__EXERCISE AIM__: The full set of entries below, restated word for word and stripped of images, is the expected result.
____ LISTED ENTRIES
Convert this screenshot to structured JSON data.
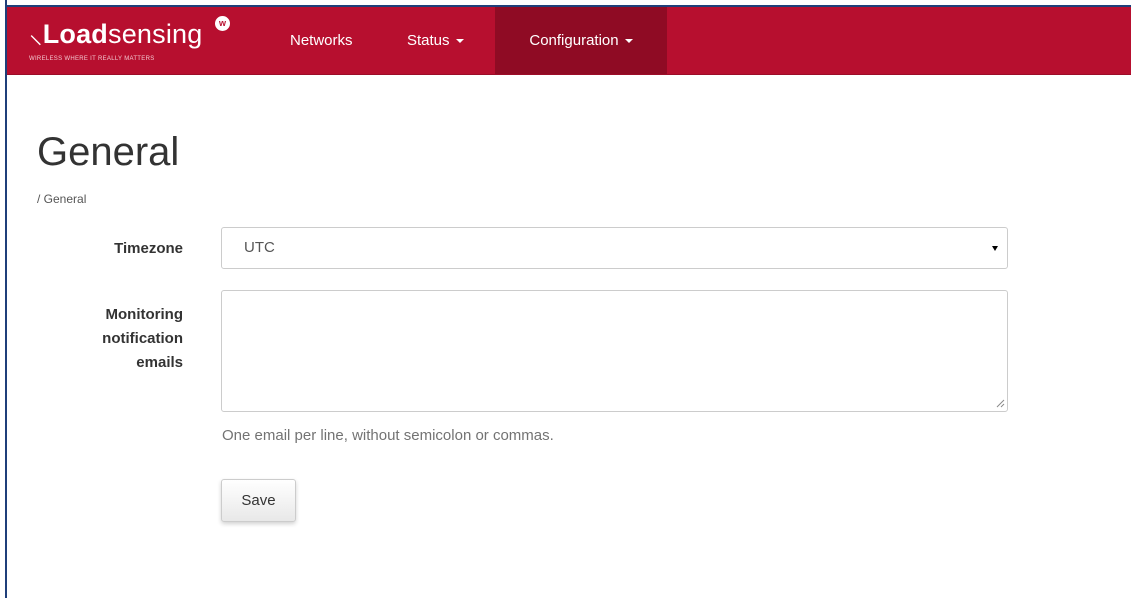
{
  "brand": {
    "name_bold": "Load",
    "name_regular": "sensing",
    "prefix_glyph": "⸜",
    "badge": "w",
    "tagline": "WIRELESS WHERE IT REALLY MATTERS"
  },
  "nav": {
    "items": [
      {
        "label": "Networks",
        "dropdown": false
      },
      {
        "label": "Status",
        "dropdown": true
      },
      {
        "label": "Configuration",
        "dropdown": true,
        "active": true
      }
    ]
  },
  "page": {
    "title": "General",
    "breadcrumb": "/ General"
  },
  "form": {
    "timezone": {
      "label": "Timezone",
      "value": "UTC"
    },
    "emails": {
      "label_line1": "Monitoring",
      "label_line2": "notification",
      "label_line3": "emails",
      "value": "",
      "help": "One email per line, without semicolon or commas."
    },
    "save_label": "Save"
  },
  "colors": {
    "navbar": "#b70f2f",
    "navbar_active": "#8f0b24"
  }
}
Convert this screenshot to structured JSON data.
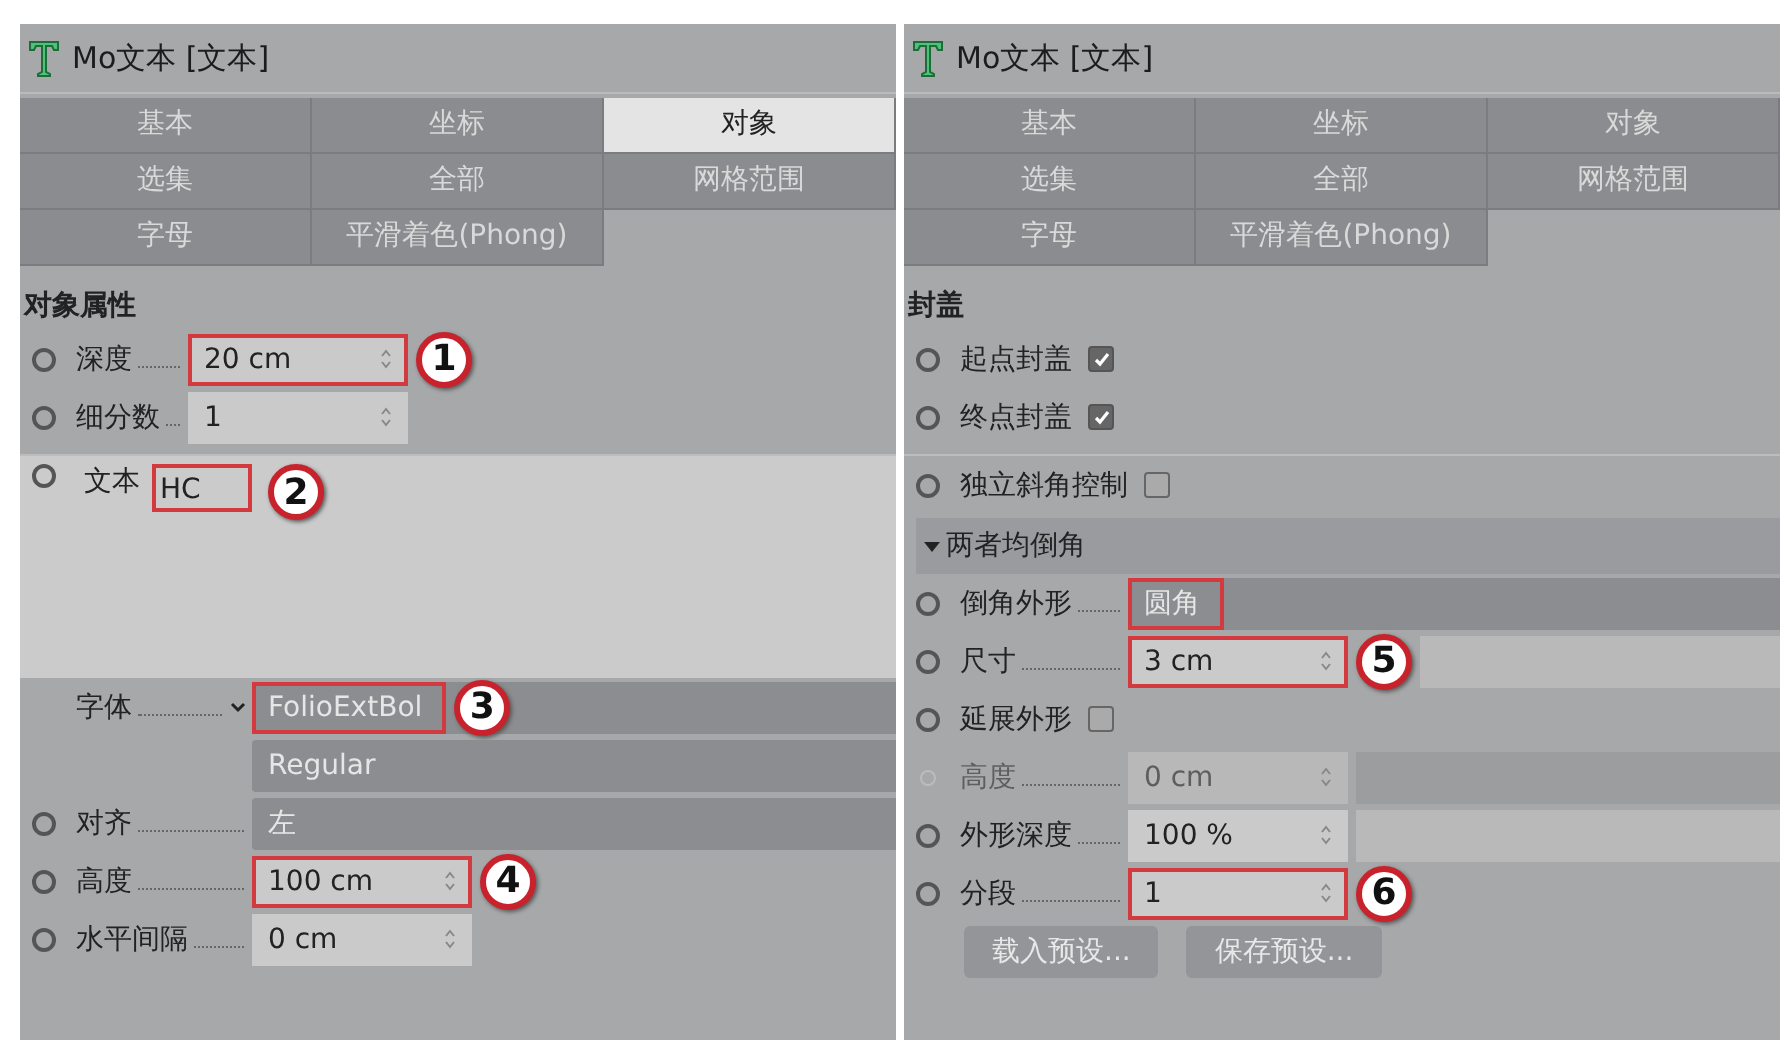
{
  "panels": [
    {
      "title": "Mo文本 [文本]",
      "tabs": [
        {
          "label": "基本",
          "selected": false
        },
        {
          "label": "坐标",
          "selected": false
        },
        {
          "label": "对象",
          "selected": true
        },
        {
          "label": "选集",
          "selected": false
        },
        {
          "label": "全部",
          "selected": false
        },
        {
          "label": "网格范围",
          "selected": false
        },
        {
          "label": "字母",
          "selected": false
        },
        {
          "label": "平滑着色(Phong)",
          "selected": false
        }
      ],
      "rows": [
        {
          "kind": "heading",
          "label": "对象属性"
        },
        {
          "kind": "number",
          "label": "深度",
          "value": "20 cm",
          "highlighted": true,
          "callout": "1"
        },
        {
          "kind": "number",
          "label": "细分数",
          "value": "1",
          "highlighted": false
        },
        {
          "kind": "textarea",
          "label": "文本",
          "value": "HC",
          "highlighted": true,
          "callout": "2"
        },
        {
          "kind": "font",
          "label": "字体",
          "value": "FolioExtBol",
          "highlighted": true,
          "callout": "3"
        },
        {
          "kind": "dropdown",
          "value": "Regular",
          "highlighted": false
        },
        {
          "kind": "dropdown",
          "label": "对齐",
          "value": "左",
          "highlighted": false
        },
        {
          "kind": "number",
          "label": "高度",
          "value": "100 cm",
          "highlighted": true,
          "callout": "4"
        },
        {
          "kind": "number",
          "label": "水平间隔",
          "value": "0 cm",
          "highlighted": false
        }
      ]
    },
    {
      "title": "Mo文本 [文本]",
      "tabs": [
        {
          "label": "基本",
          "selected": false
        },
        {
          "label": "坐标",
          "selected": false
        },
        {
          "label": "对象",
          "selected": false
        },
        {
          "label": "选集",
          "selected": false
        },
        {
          "label": "全部",
          "selected": false
        },
        {
          "label": "网格范围",
          "selected": false
        },
        {
          "label": "字母",
          "selected": false
        },
        {
          "label": "平滑着色(Phong)",
          "selected": false
        }
      ],
      "rows": [
        {
          "kind": "heading",
          "label": "封盖"
        },
        {
          "kind": "checkbox",
          "label": "起点封盖",
          "checked": true
        },
        {
          "kind": "checkbox",
          "label": "终点封盖",
          "checked": true
        },
        {
          "kind": "checkbox",
          "label": "独立斜角控制",
          "checked": false
        },
        {
          "kind": "group",
          "label": "两者均倒角",
          "expanded": true
        },
        {
          "kind": "dropdown",
          "label": "倒角外形",
          "value": "圆角",
          "highlighted": true
        },
        {
          "kind": "slider",
          "label": "尺寸",
          "value": "3 cm",
          "highlighted": true,
          "callout": "5",
          "disabled": false
        },
        {
          "kind": "checkbox",
          "label": "延展外形",
          "checked": false
        },
        {
          "kind": "slider",
          "label": "高度",
          "value": "0 cm",
          "highlighted": false,
          "disabled": true
        },
        {
          "kind": "slider",
          "label": "外形深度",
          "value": "100 %",
          "highlighted": false,
          "disabled": false
        },
        {
          "kind": "number",
          "label": "分段",
          "value": "1",
          "highlighted": true,
          "callout": "6"
        },
        {
          "kind": "buttons",
          "buttons": [
            "载入预设...",
            "保存预设..."
          ]
        }
      ]
    }
  ]
}
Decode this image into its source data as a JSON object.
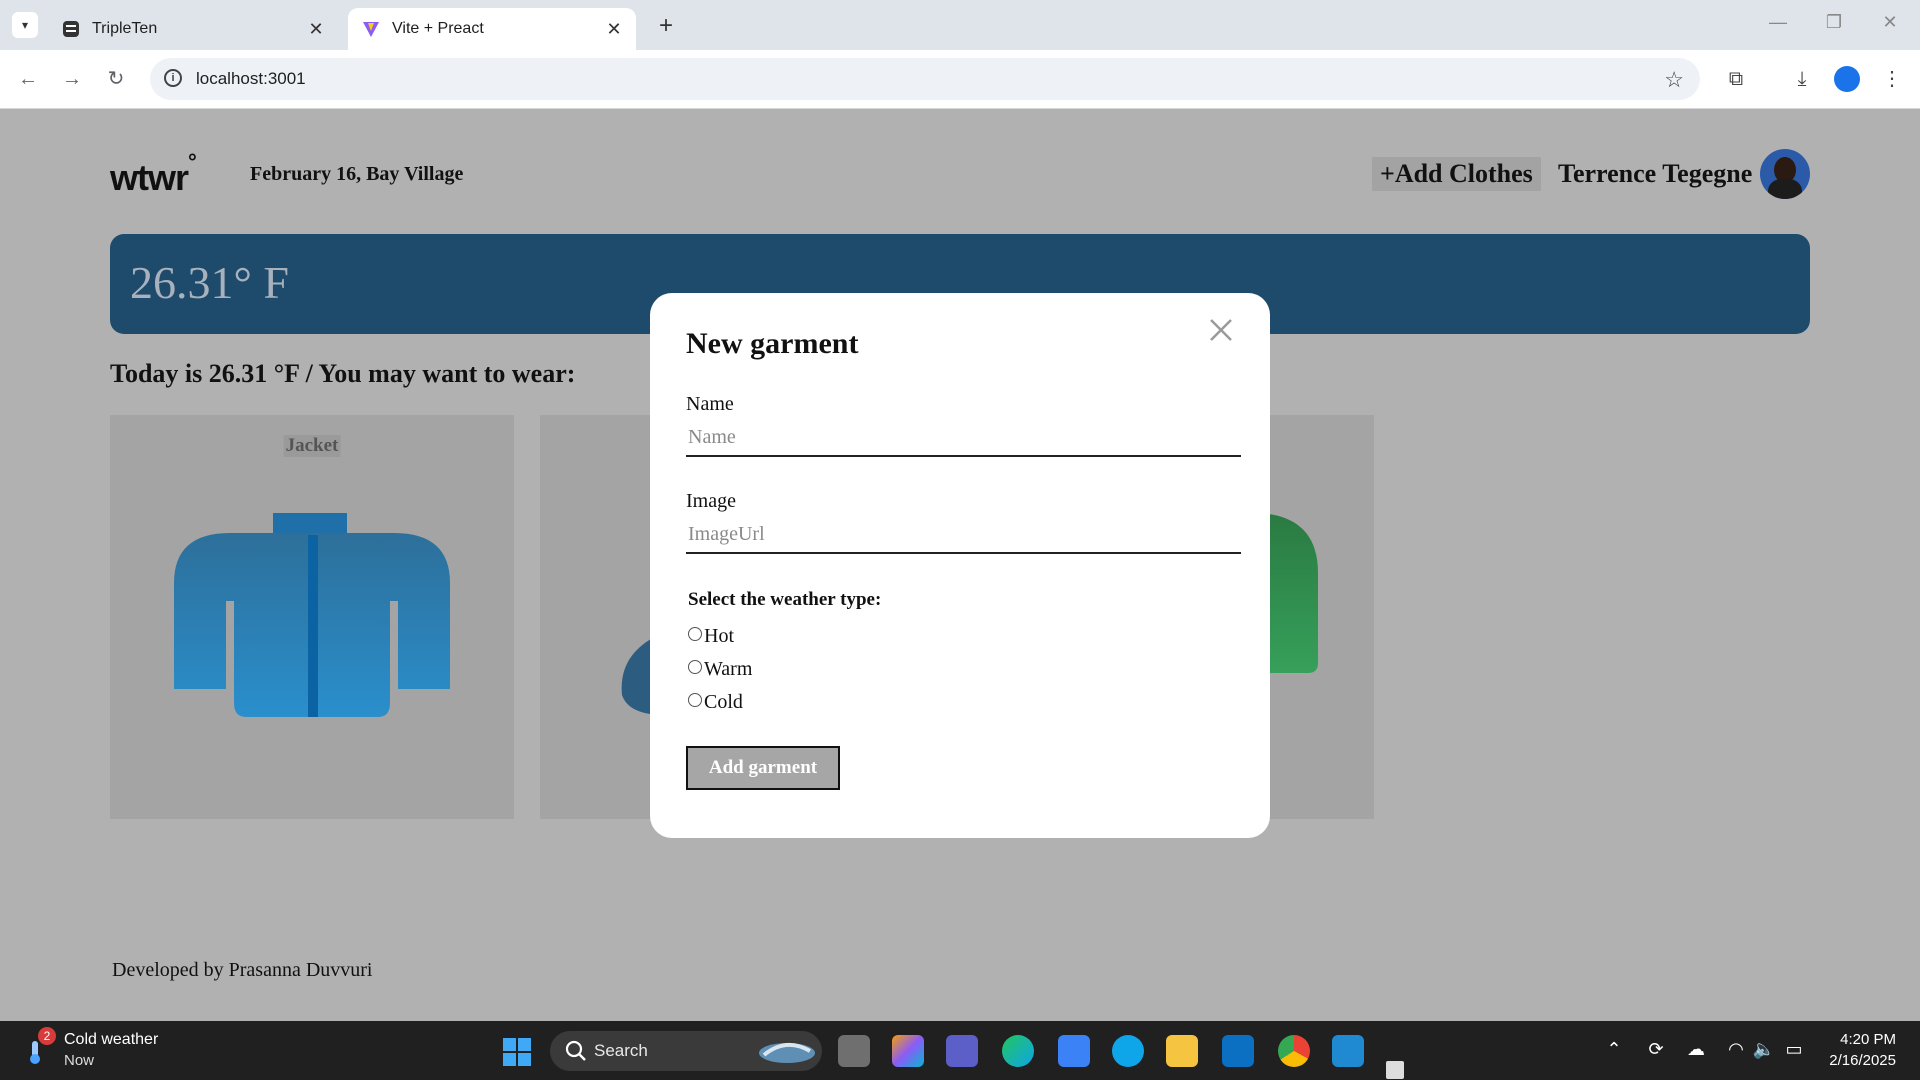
{
  "browser": {
    "tabs": [
      {
        "title": "TripleTen",
        "active": false
      },
      {
        "title": "Vite + Preact",
        "active": true
      }
    ],
    "url": "localhost:3001"
  },
  "header": {
    "logo": "wtwr",
    "logo_mark": "°",
    "date_location": "February 16, Bay Village",
    "add_clothes_label": "+Add Clothes",
    "username": "Terrence Tegegne"
  },
  "weather": {
    "temperature_display": "26.31° F",
    "today_text": "Today is 26.31 °F / You may want to wear:",
    "card_color": "#1e4b6c"
  },
  "items": [
    {
      "name": "Jacket",
      "icon": "jacket-icon",
      "color": "#2a82ba"
    },
    {
      "name": "",
      "icon": "hat-icon",
      "color": "#2c5d80"
    },
    {
      "name": "",
      "icon": "sweater-icon",
      "color": "#2f8c4a"
    }
  ],
  "modal": {
    "title": "New garment",
    "name_label": "Name",
    "name_placeholder": "Name",
    "image_label": "Image",
    "image_placeholder": "ImageUrl",
    "weather_legend": "Select the weather type:",
    "options": [
      "Hot",
      "Warm",
      "Cold"
    ],
    "submit_label": "Add garment"
  },
  "footer": {
    "credit": "Developed by Prasanna Duvvuri"
  },
  "taskbar": {
    "weather_title": "Cold weather",
    "weather_sub": "Now",
    "notification_count": "2",
    "search_label": "Search",
    "time": "4:20 PM",
    "date": "2/16/2025"
  }
}
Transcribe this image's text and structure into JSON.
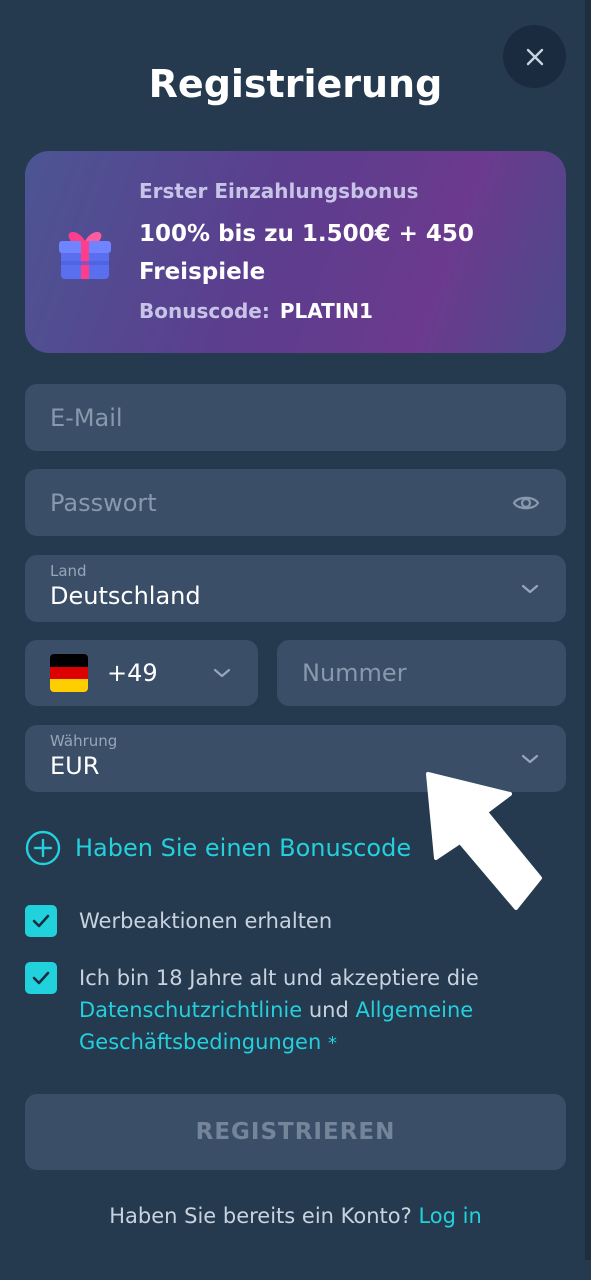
{
  "header": {
    "title": "Registrierung",
    "close_icon": "close-icon"
  },
  "bonus": {
    "subtitle": "Erster Einzahlungsbonus",
    "headline": "100% bis zu 1.500€ + 450 Freispiele",
    "code_label": "Bonuscode:",
    "code_value": "PLATIN1",
    "icon": "gift-icon"
  },
  "form": {
    "email": {
      "placeholder": "E-Mail",
      "value": ""
    },
    "password": {
      "placeholder": "Passwort",
      "value": "",
      "icon": "eye-icon"
    },
    "country": {
      "label": "Land",
      "value": "Deutschland"
    },
    "phone": {
      "country_code": "+49",
      "flag": "germany-flag",
      "placeholder": "Nummer",
      "value": ""
    },
    "currency": {
      "label": "Währung",
      "value": "EUR"
    }
  },
  "bonus_code_link": {
    "label": "Haben Sie einen Bonuscode",
    "icon": "plus-circle-icon"
  },
  "checkboxes": {
    "promotions": {
      "label": "Werbeaktionen erhalten",
      "checked": true
    },
    "terms": {
      "checked": true,
      "text_before": "Ich bin 18 Jahre alt und akzeptiere die ",
      "privacy_link": "Datenschutzrichtlinie",
      "text_middle": " und ",
      "terms_link": "Allgemeine Geschäftsbedingungen",
      "required_mark": "*"
    }
  },
  "register_button": {
    "label": "REGISTRIEREN"
  },
  "login": {
    "text": "Haben Sie bereits ein Konto?",
    "link": "Log in"
  },
  "colors": {
    "background": "#25394f",
    "field": "#3a4e67",
    "accent": "#23d0dc",
    "bonus_gradient_start": "#4c5594",
    "bonus_gradient_mid": "#6b3a8e"
  }
}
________
__SOLUTION FOR THIS TASK__:
Convert this screenshot to structured JSON data.
{
  "brand": {
    "name_bold": "Load",
    "name_regular": "sensing",
    "prefix_glyph": "⸜",
    "badge": "w",
    "tagline": "WIRELESS WHERE IT REALLY MATTERS"
  },
  "nav": {
    "items": [
      {
        "label": "Networks",
        "dropdown": false
      },
      {
        "label": "Status",
        "dropdown": true
      },
      {
        "label": "Configuration",
        "dropdown": true,
        "active": true
      }
    ]
  },
  "page": {
    "title": "General",
    "breadcrumb": "/ General"
  },
  "form": {
    "timezone": {
      "label": "Timezone",
      "value": "UTC"
    },
    "emails": {
      "label_line1": "Monitoring",
      "label_line2": "notification",
      "label_line3": "emails",
      "value": "",
      "help": "One email per line, without semicolon or commas."
    },
    "save_label": "Save"
  },
  "colors": {
    "navbar": "#b70f2f",
    "navbar_active": "#8f0b24"
  }
}
Convert this screenshot to structured JSON data.
{
  "panels": [
    {
      "title": "Mo文本 [文本]",
      "tabs": [
        {
          "label": "基本",
          "selected": false
        },
        {
          "label": "坐标",
          "selected": false
        },
        {
          "label": "对象",
          "selected": true
        },
        {
          "label": "选集",
          "selected": false
        },
        {
          "label": "全部",
          "selected": false
        },
        {
          "label": "网格范围",
          "selected": false
        },
        {
          "label": "字母",
          "selected": false
        },
        {
          "label": "平滑着色(Phong)",
          "selected": false
        }
      ],
      "rows": [
        {
          "kind": "heading",
          "label": "对象属性"
        },
        {
          "kind": "number",
          "label": "深度",
          "value": "20 cm",
          "highlighted": true,
          "callout": "1"
        },
        {
          "kind": "number",
          "label": "细分数",
          "value": "1",
          "highlighted": false
        },
        {
          "kind": "textarea",
          "label": "文本",
          "value": "HC",
          "highlighted": true,
          "callout": "2"
        },
        {
          "kind": "font",
          "label": "字体",
          "value": "FolioExtBol",
          "highlighted": true,
          "callout": "3"
        },
        {
          "kind": "dropdown",
          "value": "Regular",
          "highlighted": false
        },
        {
          "kind": "dropdown",
          "label": "对齐",
          "value": "左",
          "highlighted": false
        },
        {
          "kind": "number",
          "label": "高度",
          "value": "100 cm",
          "highlighted": true,
          "callout": "4"
        },
        {
          "kind": "number",
          "label": "水平间隔",
          "value": "0 cm",
          "highlighted": false
        }
      ]
    },
    {
      "title": "Mo文本 [文本]",
      "tabs": [
        {
          "label": "基本",
          "selected": false
        },
        {
          "label": "坐标",
          "selected": false
        },
        {
          "label": "对象",
          "selected": false
        },
        {
          "label": "选集",
          "selected": false
        },
        {
          "label": "全部",
          "selected": false
        },
        {
          "label": "网格范围",
          "selected": false
        },
        {
          "label": "字母",
          "selected": false
        },
        {
          "label": "平滑着色(Phong)",
          "selected": false
        }
      ],
      "rows": [
        {
          "kind": "heading",
          "label": "封盖"
        },
        {
          "kind": "checkbox",
          "label": "起点封盖",
          "checked": true
        },
        {
          "kind": "checkbox",
          "label": "终点封盖",
          "checked": true
        },
        {
          "kind": "checkbox",
          "label": "独立斜角控制",
          "checked": false
        },
        {
          "kind": "group",
          "label": "两者均倒角",
          "expanded": true
        },
        {
          "kind": "dropdown",
          "label": "倒角外形",
          "value": "圆角",
          "highlighted": true
        },
        {
          "kind": "slider",
          "label": "尺寸",
          "value": "3 cm",
          "highlighted": true,
          "callout": "5",
          "disabled": false
        },
        {
          "kind": "checkbox",
          "label": "延展外形",
          "checked": false
        },
        {
          "kind": "slider",
          "label": "高度",
          "value": "0 cm",
          "highlighted": false,
          "disabled": true
        },
        {
          "kind": "slider",
          "label": "外形深度",
          "value": "100 %",
          "highlighted": false,
          "disabled": false
        },
        {
          "kind": "number",
          "label": "分段",
          "value": "1",
          "highlighted": true,
          "callout": "6"
        },
        {
          "kind": "buttons",
          "buttons": [
            "载入预设...",
            "保存预设..."
          ]
        }
      ]
    }
  ]
}
Decode this image into its source data as a JSON object.
{
  "browser": {
    "tabs": [
      {
        "title": "TripleTen",
        "active": false
      },
      {
        "title": "Vite + Preact",
        "active": true
      }
    ],
    "url": "localhost:3001"
  },
  "header": {
    "logo": "wtwr",
    "logo_mark": "°",
    "date_location": "February 16, Bay Village",
    "add_clothes_label": "+Add Clothes",
    "username": "Terrence Tegegne"
  },
  "weather": {
    "temperature_display": "26.31° F",
    "today_text": "Today is 26.31 °F / You may want to wear:",
    "card_color": "#1e4b6c"
  },
  "items": [
    {
      "name": "Jacket",
      "icon": "jacket-icon",
      "color": "#2a82ba"
    },
    {
      "name": "",
      "icon": "hat-icon",
      "color": "#2c5d80"
    },
    {
      "name": "",
      "icon": "sweater-icon",
      "color": "#2f8c4a"
    }
  ],
  "modal": {
    "title": "New garment",
    "name_label": "Name",
    "name_placeholder": "Name",
    "image_label": "Image",
    "image_placeholder": "ImageUrl",
    "weather_legend": "Select the weather type:",
    "options": [
      "Hot",
      "Warm",
      "Cold"
    ],
    "submit_label": "Add garment"
  },
  "footer": {
    "credit": "Developed by Prasanna Duvvuri"
  },
  "taskbar": {
    "weather_title": "Cold weather",
    "weather_sub": "Now",
    "notification_count": "2",
    "search_label": "Search",
    "time": "4:20 PM",
    "date": "2/16/2025"
  }
}
Transcribe this image's text and structure into JSON.
{
  "header": {
    "title": "Registrierung",
    "close_icon": "close-icon"
  },
  "bonus": {
    "subtitle": "Erster Einzahlungsbonus",
    "headline": "100% bis zu 1.500€ + 450 Freispiele",
    "code_label": "Bonuscode:",
    "code_value": "PLATIN1",
    "icon": "gift-icon"
  },
  "form": {
    "email": {
      "placeholder": "E-Mail",
      "value": ""
    },
    "password": {
      "placeholder": "Passwort",
      "value": "",
      "icon": "eye-icon"
    },
    "country": {
      "label": "Land",
      "value": "Deutschland"
    },
    "phone": {
      "country_code": "+49",
      "flag": "germany-flag",
      "placeholder": "Nummer",
      "value": ""
    },
    "currency": {
      "label": "Währung",
      "value": "EUR"
    }
  },
  "bonus_code_link": {
    "label": "Haben Sie einen Bonuscode",
    "icon": "plus-circle-icon"
  },
  "checkboxes": {
    "promotions": {
      "label": "Werbeaktionen erhalten",
      "checked": true
    },
    "terms": {
      "checked": true,
      "text_before": "Ich bin 18 Jahre alt und akzeptiere die ",
      "privacy_link": "Datenschutzrichtlinie",
      "text_middle": " und ",
      "terms_link": "Allgemeine Geschäftsbedingungen",
      "required_mark": "*"
    }
  },
  "register_button": {
    "label": "REGISTRIEREN"
  },
  "login": {
    "text": "Haben Sie bereits ein Konto?",
    "link": "Log in"
  },
  "colors": {
    "background": "#25394f",
    "field": "#3a4e67",
    "accent": "#23d0dc",
    "bonus_gradient_start": "#4c5594",
    "bonus_gradient_mid": "#6b3a8e"
  }
}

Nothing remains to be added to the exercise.